▸ Requirement:
Only lines holding "mnemonic" are wanted; copy each of them from the records below.

━━━ Provided records ━━━

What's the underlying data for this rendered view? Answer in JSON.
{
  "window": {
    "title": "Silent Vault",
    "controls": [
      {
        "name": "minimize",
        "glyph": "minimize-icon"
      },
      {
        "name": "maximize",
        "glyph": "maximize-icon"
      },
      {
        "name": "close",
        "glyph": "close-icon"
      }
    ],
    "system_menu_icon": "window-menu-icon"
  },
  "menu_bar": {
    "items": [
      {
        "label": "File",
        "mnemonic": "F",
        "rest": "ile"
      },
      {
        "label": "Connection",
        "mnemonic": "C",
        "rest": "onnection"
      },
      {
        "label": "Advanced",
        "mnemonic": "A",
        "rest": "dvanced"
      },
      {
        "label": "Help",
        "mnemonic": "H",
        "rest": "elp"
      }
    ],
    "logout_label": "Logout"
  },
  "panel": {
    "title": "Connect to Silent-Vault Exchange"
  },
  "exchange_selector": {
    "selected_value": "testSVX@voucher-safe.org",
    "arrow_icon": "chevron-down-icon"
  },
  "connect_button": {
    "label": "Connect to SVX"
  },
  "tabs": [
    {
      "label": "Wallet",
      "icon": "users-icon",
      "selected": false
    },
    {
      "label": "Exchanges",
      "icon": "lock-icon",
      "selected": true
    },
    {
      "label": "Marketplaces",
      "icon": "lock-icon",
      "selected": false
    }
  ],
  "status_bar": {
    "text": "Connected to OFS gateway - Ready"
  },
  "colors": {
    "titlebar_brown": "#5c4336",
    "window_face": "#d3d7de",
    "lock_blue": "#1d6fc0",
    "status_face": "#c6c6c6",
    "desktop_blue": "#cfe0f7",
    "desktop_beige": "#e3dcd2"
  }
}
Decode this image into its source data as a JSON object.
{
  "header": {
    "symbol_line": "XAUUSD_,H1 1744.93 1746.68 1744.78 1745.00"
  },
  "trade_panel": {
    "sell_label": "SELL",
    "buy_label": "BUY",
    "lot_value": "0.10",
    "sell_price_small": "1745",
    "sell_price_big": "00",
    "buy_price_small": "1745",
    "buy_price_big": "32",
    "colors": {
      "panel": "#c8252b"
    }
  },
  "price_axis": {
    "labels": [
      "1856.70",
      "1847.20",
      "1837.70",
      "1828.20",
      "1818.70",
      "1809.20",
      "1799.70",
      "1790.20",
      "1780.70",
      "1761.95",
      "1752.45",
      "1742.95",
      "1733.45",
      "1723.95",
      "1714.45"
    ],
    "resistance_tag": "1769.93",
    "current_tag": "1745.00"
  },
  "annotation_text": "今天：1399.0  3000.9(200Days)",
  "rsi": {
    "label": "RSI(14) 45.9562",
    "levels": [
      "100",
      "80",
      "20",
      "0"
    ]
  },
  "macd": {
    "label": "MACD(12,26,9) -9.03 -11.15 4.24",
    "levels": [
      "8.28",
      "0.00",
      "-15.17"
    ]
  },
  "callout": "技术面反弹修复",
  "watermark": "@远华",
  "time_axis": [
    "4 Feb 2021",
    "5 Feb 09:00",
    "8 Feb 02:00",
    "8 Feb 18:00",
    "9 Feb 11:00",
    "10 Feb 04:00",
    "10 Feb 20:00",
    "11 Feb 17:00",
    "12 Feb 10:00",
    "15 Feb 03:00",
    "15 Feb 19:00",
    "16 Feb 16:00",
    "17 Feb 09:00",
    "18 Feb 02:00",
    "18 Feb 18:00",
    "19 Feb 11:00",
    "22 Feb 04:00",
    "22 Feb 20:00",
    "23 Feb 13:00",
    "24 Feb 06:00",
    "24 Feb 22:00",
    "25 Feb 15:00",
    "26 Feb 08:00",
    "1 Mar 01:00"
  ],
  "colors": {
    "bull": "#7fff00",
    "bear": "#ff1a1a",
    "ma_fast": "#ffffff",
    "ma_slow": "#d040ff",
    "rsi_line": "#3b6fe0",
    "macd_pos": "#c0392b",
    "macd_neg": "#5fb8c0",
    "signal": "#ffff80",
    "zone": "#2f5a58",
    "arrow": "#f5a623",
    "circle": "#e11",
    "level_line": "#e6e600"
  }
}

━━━

▸ Output for this task:
        "mnemonic": "F",
        "mnemonic": "C",
        "mnemonic": "A",
        "mnemonic": "H",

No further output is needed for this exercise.